Organization: U.S. Army, Company: Special Forces Operational Detachment Alpha 3312, Division: Special Operations Task Force 33, Born: 14 October 1983, Departed: Yes, Entered Service At: Oviedo, Florida, G.O. Number: , Date of Issue: 10/06/2010, Accredited To: Florida, Place / Date: Konar Province, Afghanistan, 25 January 2008. Citation: Robert J. Miller distinguished himself by extraordinary acts of heroism while serving as the Weapons Sergeant in Special Forces Operational Detachment Alpha 3312, Special Operations Task Force-33, Combined Joint Special Operations Task Force-Afghanistan during combat operations against an armed enemy in Konar Province, Afghanistan on January 25, 2008. While conducting a combat reconnaissance patrol through the Gowardesh Valley, Staff Sergeant Miller and his small element of U.S. and Afghan National Army soldiers engaged a force of 15 to 20 insurgents occupying prepared fighting positions. Staff Sergeant Miller initiated the assault by engaging the enemy positions with his vehicle’s turret-mounted Mark-19 40 millimeter automatic grenade launcher while simultaneously providing detailed descriptions of the enemy positions to his command, enabling effective, accurate close air support. Following the engagement, Staff Sergeant Miller led a small squad forward to conduct a battle damage assessment. As the group neared the small, steep, narrow valley that the enemy had inhabited, a large, well-coordinated insurgent force initiated a near ambush, assaulting from elevated positions with ample cover. Exposed and with little available cover, the patrol was totally vulnerable to enemy rocket propelled grenades and automatic weapon fire. As point man, Staff Sergeant Miller was at the front of the patrol, cut off from supporting elements, and less than 20 meters from enemy forces. Nonetheless, with total disregard for his own safety, he called for his men to quickly move back to covered positions as he charged the enemy over exposed ground and under overwhelming enemy fire in order to provide protective fire for his team. While maneuvering to engage the enemy, Staff Sergeant Miller was shot in his upper torso. Ignoring the wound, he continued to push the fight, moving to draw fire from over one hundred enemy fighters upon himself.
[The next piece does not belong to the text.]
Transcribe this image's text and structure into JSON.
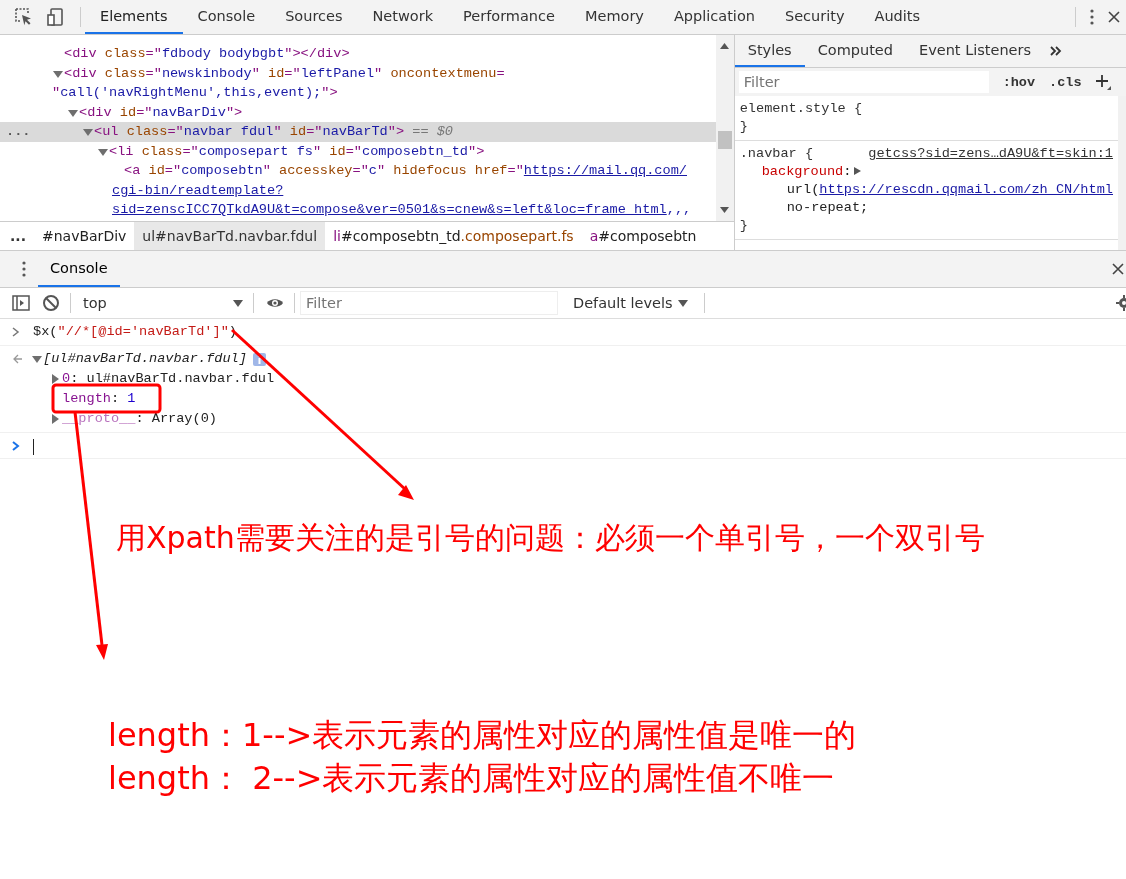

He then again charged forward through an open area in order to allow his teammates to safely reach cover. After killing at least 10 insurgents, wounding dozens more, and repeatedly exposing himself to withering enemy fire while moving from position to position, Staff Sergeant Miller was mortally wounded by enemy fire. His extraordinary valor ultimately saved the lives of seven members of his own team and 15 Afghanistan National Army soldiers. Staff Sergeant Miller’s heroism and selflessness above and beyond the call of duty, and at the cost of his own life, are in keeping with the highest traditions of military service and reflect great credit upon himself and the United States Army.